The second method is to put jobs on Repeat. By default, you can queue up ten tasks, and tell the dwarves to repeat any or all of them for as long as possible. This is most useful if you want to process all of a resource that you have into something usable (such as lye and tallow into soap), but don't know how much you have, or can't be bothered with exact numbers. If you want to keep a workshop busy, repeating a task for a period of time is the best way; most fledgling fortresses have craftdwarves making stone crafts 24/7. It is necessary to check back on your stocks every one in a while, however, as you might forget about your mason for a while and upon placing furniture discover that you have 99 doors but no tables. The easiest example would be gem cutting; just queue up all of the gems you've dug up on repeat, and use the cancellation messages to monitor progress through the stack. Note that if you place multiple jobs on repeat your dwarves will cycle through them, so you can have your mason make doors, cabinets, coffers, tables, and thrones (the "welcome to the fortress" package) in equally large numbers.

The third is by appointing a dwarf to be the position of manager. The manager allows you to queue work orders, and although he has to first sign off on the orders (if you have more then 20 dwarves in your fort), using the manager has two major advantages. Firstly, it allows you to produce an exact number of items as opposed to putting a workshop on repeat, and secondly, it allows easier management of complex tasks: although you will get cancellation spam, the tasks will simply re-queue, to be fulfilled as soon as the prerequisites are in order. This makes complicated processes, such as the production of twenty steel breastplates for your military, much simpler and less time-consuming. You will be notified when your work orders are completed, so it has the advantage of timely organization as well.

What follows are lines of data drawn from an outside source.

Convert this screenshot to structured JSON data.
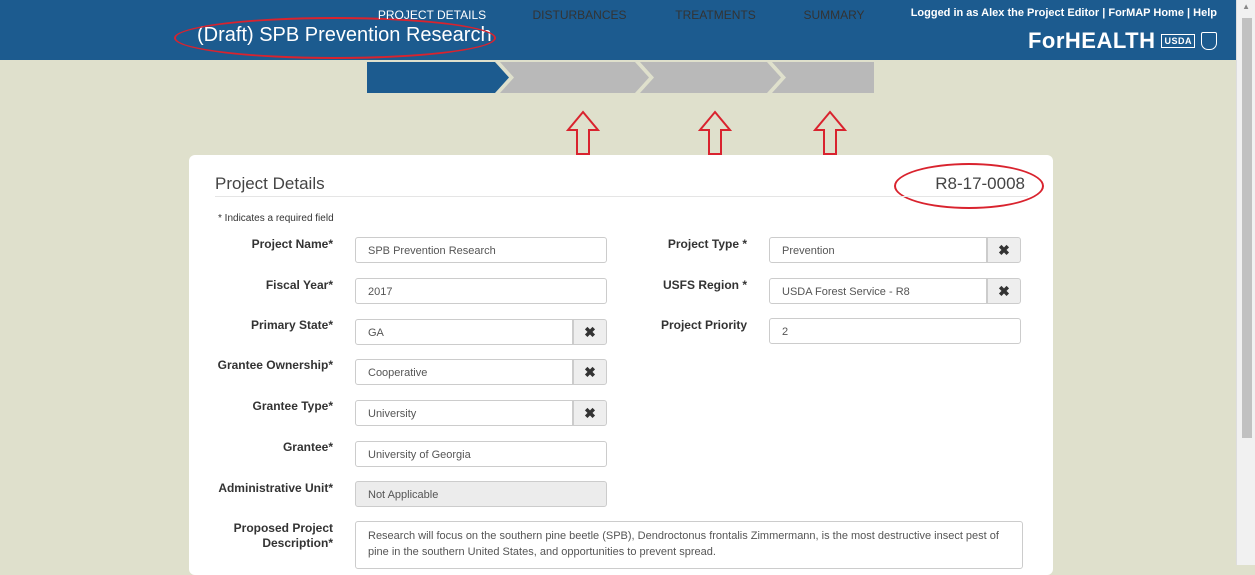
{
  "header": {
    "title": "(Draft) SPB Prevention Research",
    "logged_in": "Logged in as Alex the Project Editor",
    "link_home": "ForMAP Home",
    "link_help": "Help",
    "sep": "|",
    "brand": "ForHEALTH",
    "usda_mark": "USDA"
  },
  "wizard": {
    "steps": [
      {
        "label": "PROJECT DETAILS",
        "active": true
      },
      {
        "label": "DISTURBANCES",
        "active": false
      },
      {
        "label": "TREATMENTS",
        "active": false
      },
      {
        "label": "SUMMARY",
        "active": false
      }
    ]
  },
  "card": {
    "title": "Project Details",
    "project_id": "R8-17-0008",
    "required_note": "* Indicates a required field"
  },
  "form": {
    "project_name": {
      "label": "Project Name*",
      "value": "SPB Prevention Research"
    },
    "fiscal_year": {
      "label": "Fiscal Year*",
      "value": "2017"
    },
    "primary_state": {
      "label": "Primary State*",
      "value": "GA"
    },
    "grantee_ownership": {
      "label": "Grantee Ownership*",
      "value": "Cooperative"
    },
    "grantee_type": {
      "label": "Grantee Type*",
      "value": "University"
    },
    "grantee": {
      "label": "Grantee*",
      "value": "University of Georgia"
    },
    "admin_unit": {
      "label": "Administrative Unit*",
      "value": "Not Applicable"
    },
    "description": {
      "label_line1": "Proposed Project",
      "label_line2": "Description*",
      "value": "Research will focus on the southern pine beetle (SPB), Dendroctonus frontalis Zimmermann, is the most destructive insect pest of pine in the southern United States, and opportunities to prevent spread."
    },
    "project_type": {
      "label": "Project Type *",
      "value": "Prevention"
    },
    "usfs_region": {
      "label": "USFS Region *",
      "value": "USDA Forest Service - R8"
    },
    "project_priority": {
      "label": "Project Priority",
      "value": "2"
    },
    "clear_glyph": "✖"
  },
  "colors": {
    "header": "#1c5b8f",
    "background": "#dfe0cc",
    "annotation": "#d9232e",
    "step_inactive": "#b9b9b9"
  }
}
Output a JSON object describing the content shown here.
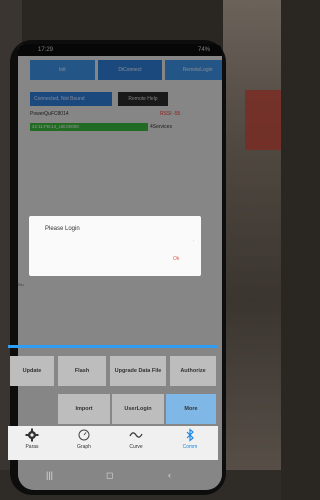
{
  "status_bar": {
    "time": "17:29",
    "battery": "74%"
  },
  "tabs": [
    {
      "label": "Init"
    },
    {
      "label": "DiConnect"
    },
    {
      "label": "RemoteLogin"
    }
  ],
  "connection": {
    "status_label": "Connected, Not Bound",
    "remote_help_label": "Remote Help"
  },
  "device": {
    "name": "PowerQuFC8014",
    "rssi": "RSSI -55",
    "bar_text": "42:11:FB:14_UB:00000",
    "services": "4Services"
  },
  "dialog": {
    "title": "Please Login",
    "ok_label": "Ok"
  },
  "partial_text": "Blu",
  "grid": {
    "row1": [
      "Update",
      "Flash",
      "Upgrade Data File",
      "Authorize"
    ],
    "row2": [
      "Import",
      "UserLogin",
      "More"
    ]
  },
  "bottom_nav": [
    {
      "label": "Paras"
    },
    {
      "label": "Graph"
    },
    {
      "label": "Curve"
    },
    {
      "label": "Comm"
    }
  ],
  "accent_colors": {
    "blue": "#2f7fd9",
    "ok_red": "#e35a4a",
    "green": "#3cb83c"
  }
}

Finally, for those who find the above automation options lacking, the dfhack "workflow" plug-in allows for automated job processing for many applications (e.g. auto process plants, auto mill plants, auto brew, auto make soap, etc.). Unfortunately, setting up the necessary rules can require some trial and error and a considerable investment of time, but the results can be well worth the trouble, at least until comprehensive automation support is added to the game itself.